§ **What this task involves**
Print the data verbatim. Leave every image out.

-------- Data for this task

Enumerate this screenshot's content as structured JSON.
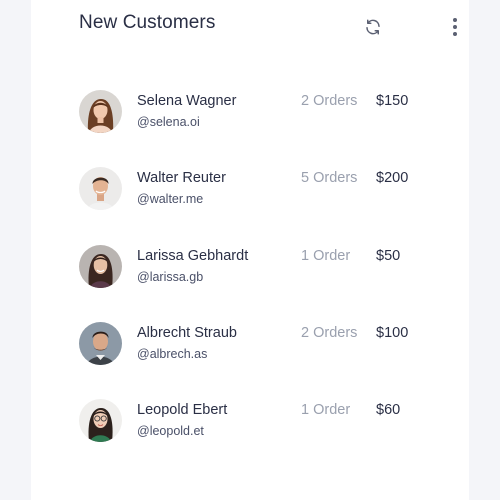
{
  "widget": {
    "title": "New Customers",
    "actions": [
      {
        "icon": "refresh-icon"
      },
      {
        "icon": "more-vertical-icon"
      }
    ]
  },
  "customers": [
    {
      "name": "Selena Wagner",
      "handle": "@selena.oi",
      "orders": "2 Orders",
      "amount": "$150",
      "avatar": "woman-long-brown-hair"
    },
    {
      "name": "Walter Reuter",
      "handle": "@walter.me",
      "orders": "5 Orders",
      "amount": "$200",
      "avatar": "man-short-dark-hair"
    },
    {
      "name": "Larissa Gebhardt",
      "handle": "@larissa.gb",
      "orders": "1 Order",
      "amount": "$50",
      "avatar": "woman-dark-hair"
    },
    {
      "name": "Albrecht Straub",
      "handle": "@albrech.as",
      "orders": "2 Orders",
      "amount": "$100",
      "avatar": "man-beard"
    },
    {
      "name": "Leopold Ebert",
      "handle": "@leopold.et",
      "orders": "1 Order",
      "amount": "$60",
      "avatar": "woman-glasses"
    }
  ],
  "colors": {
    "background": "#f4f5f9",
    "card": "#ffffff",
    "text_primary": "#2a2f45",
    "text_muted": "#9aa0ae"
  }
}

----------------

§ **Expected answer**
Enumerate this screenshot's content as structured JSON.
{
  "widget": {
    "title": "New Customers",
    "actions": [
      {
        "icon": "refresh-icon"
      },
      {
        "icon": "more-vertical-icon"
      }
    ]
  },
  "customers": [
    {
      "name": "Selena Wagner",
      "handle": "@selena.oi",
      "orders": "2 Orders",
      "amount": "$150",
      "avatar": "woman-long-brown-hair"
    },
    {
      "name": "Walter Reuter",
      "handle": "@walter.me",
      "orders": "5 Orders",
      "amount": "$200",
      "avatar": "man-short-dark-hair"
    },
    {
      "name": "Larissa Gebhardt",
      "handle": "@larissa.gb",
      "orders": "1 Order",
      "amount": "$50",
      "avatar": "woman-dark-hair"
    },
    {
      "name": "Albrecht Straub",
      "handle": "@albrech.as",
      "orders": "2 Orders",
      "amount": "$100",
      "avatar": "man-beard"
    },
    {
      "name": "Leopold Ebert",
      "handle": "@leopold.et",
      "orders": "1 Order",
      "amount": "$60",
      "avatar": "woman-glasses"
    }
  ],
  "colors": {
    "background": "#f4f5f9",
    "card": "#ffffff",
    "text_primary": "#2a2f45",
    "text_muted": "#9aa0ae"
  }
}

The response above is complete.